The time period of Romanticism was approximately
Romanticism is associated with wild and untamed ___________
Romanticism is often defined as a rejection of ___________ and ______________
1. neoclassical styles (Greek & Roman traditions)2. reason as the organizing principle for art & society
Romanticism tended to “valorize” ____________
the ordinary individual
How did Romantic art differ from art of the Enlightenment era?
It tended to depict natural scenes—it took nature as an important subject matter in and of itself.
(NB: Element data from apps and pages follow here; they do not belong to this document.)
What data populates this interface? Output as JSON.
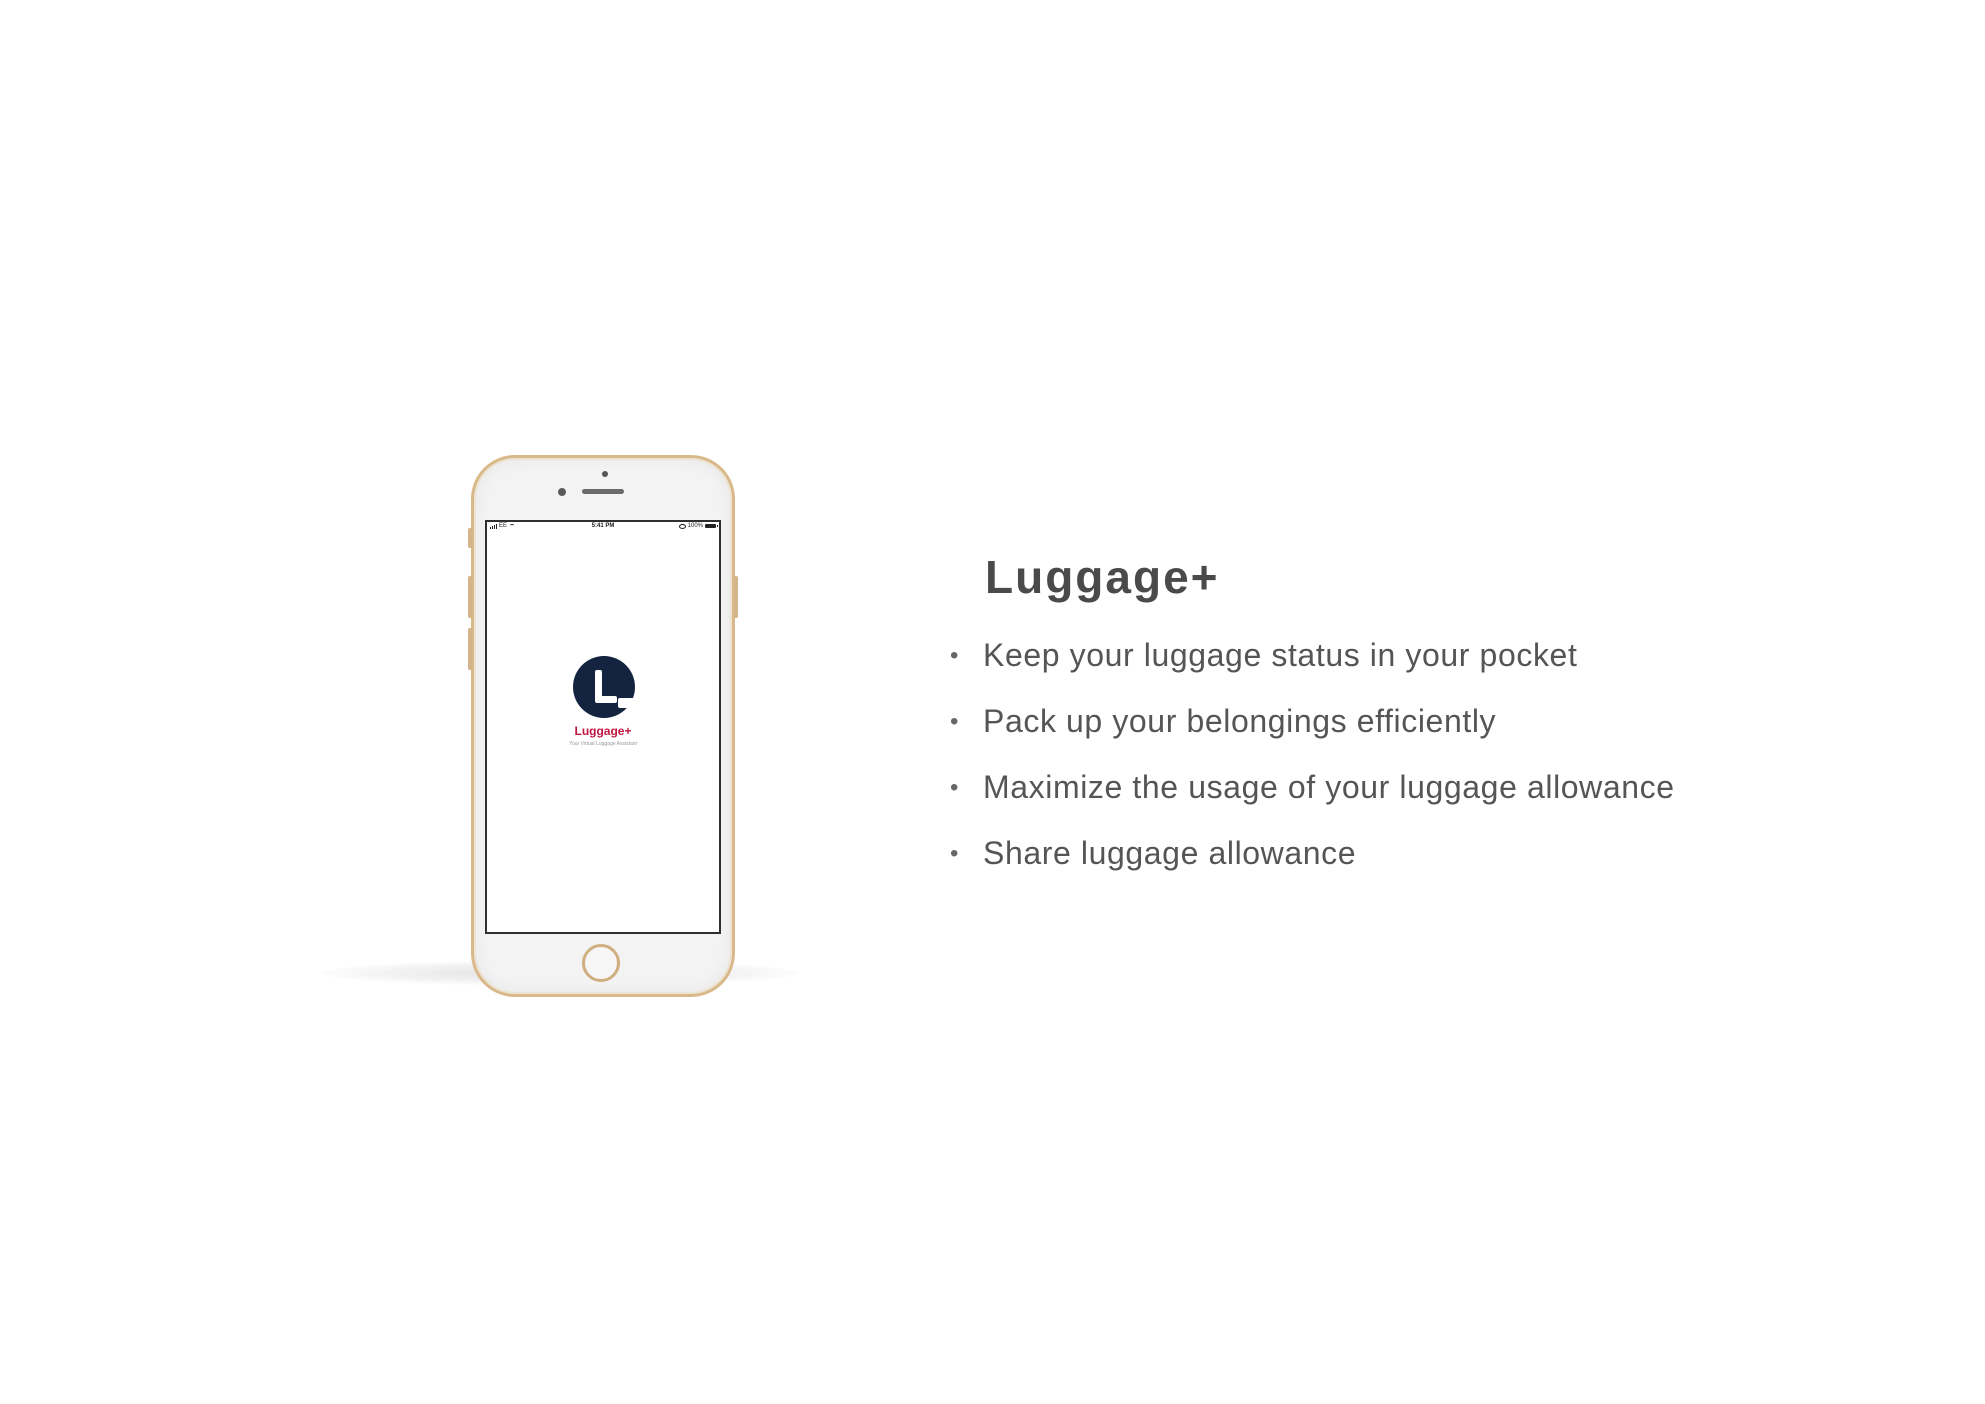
{
  "phone": {
    "status_bar": {
      "carrier": "EE",
      "time": "5:41 PM",
      "battery": "100%"
    },
    "splash": {
      "app_name": "Luggage+",
      "tagline": "Your Virtual Luggage Assistant",
      "logo_color": "#14233f",
      "brand_color": "#c0173f"
    }
  },
  "content": {
    "title": "Luggage+",
    "features": [
      "Keep your luggage status in your pocket",
      "Pack up your belongings efficiently",
      "Maximize the usage of your luggage allowance",
      "Share luggage allowance"
    ]
  }
}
It turned away from the manners & artifices of social life, celebrated the beauties of vast skies and towering mountains.
What are two major historical explanations that help to make sense of the shift?
1. As the industrial revolution forced huge masses of people out of agricultural settings and into cities nature became exotic2.
The wildness of nature was a new model of expressive freedom
What did “Romantic nationalists” celebrate as the basis for national identity?
local folklore, language, and customs
For inspiration, Romantics looked to:
the unconcious mind, Spiritual awakening, and dreams
For many poets, the ideal form seemed to be the:
“A lyric poem expresses a process of perception, thought, or emotion, often in first person…. Lyric has few set rules – one can choose any meter, stanza length, or structuring arc – and so it embodies the freedom from set conventions that Romantic poets valued.”
Romantics valued what seemed most natural in the self, which was:
impulsiveness, excess, and imaginative freedom
The pattern of rhymes used in a poem
A comparison of two unlike things where one is said to be like or as the other
A grouping of lines in a poem set off by a space; a paragraph of poetry
A non-narrative poem that expresses a state of mind or a feeling
A poem that tells a story
A recognizable pattern in the beat of the stresses in the stream of sound
A word or object that stands for another word or object
A word whose sound resembles the sound it denotes (e.g., buzz or hiss)
Attributing human characteristics to nonhuman things or beings
A writer’s choice of words, phrases, or lines, for emphasis
Repetition of consonant sounds usually at the beginning of words
The mask the writer puts on to tell a story or convey a point
The use of language that appeals to at least one of the five senses
The writer’s attitude toward his or her subject
The central meaning or dominant idea in a literary work
A comparison of two unlike things where one is said to be the other
Repeating words, phrases, or lines, for emphasis
True or False: The Romantic movement encouraged and emphasized reason as an organizing principle for art and society
True or False: Romanticism valorized ordinary individuals and rejected traditional authority
True or False: The Romantic movement stemmed from ideas similar to those that spurred the French Revolution; these ideas emphasized a new model of expressive freedom
True or False: Writers in the Romantic movement relied on the classical models passed down from the Greeks and Romans as opposed to experimenting with new poetic forms
True or False: It was common for Romantic writers to celebrate the value of children and “primitive” peoples
True or False: There was only a mild shift in thinking from Enlightenment thinking to the Romantic perspective
Who wrote “The Lamb”
Who wrote “Song of Myself”
Who wrote “The Little Black Boy”
Who wrote “Composed Upon Westminster Bridge”
Who wrote “The Tyger”
Who wrote “The World is Too Much With Us”
Match the theme to the poem:We can see the goodness and sacrificial aspect of God in nature
Match the theme to the poem:Despite physical differences, all are equal in God’s eyes
The Little Black Boy
Match the theme to the poem:How can there be evil in a world made by God?
Match the theme to the poem:Humanity must get in touch with nature in order to progress spiritually
The World is Too Much With Us
Match the theme to the poem:A democratic nation is made up of independent, free, and equal individuals.
Song of Myself
Match the theme to the poem:We can find the peace of nature even in the midst of the city
Composed Upon Westminser Bridge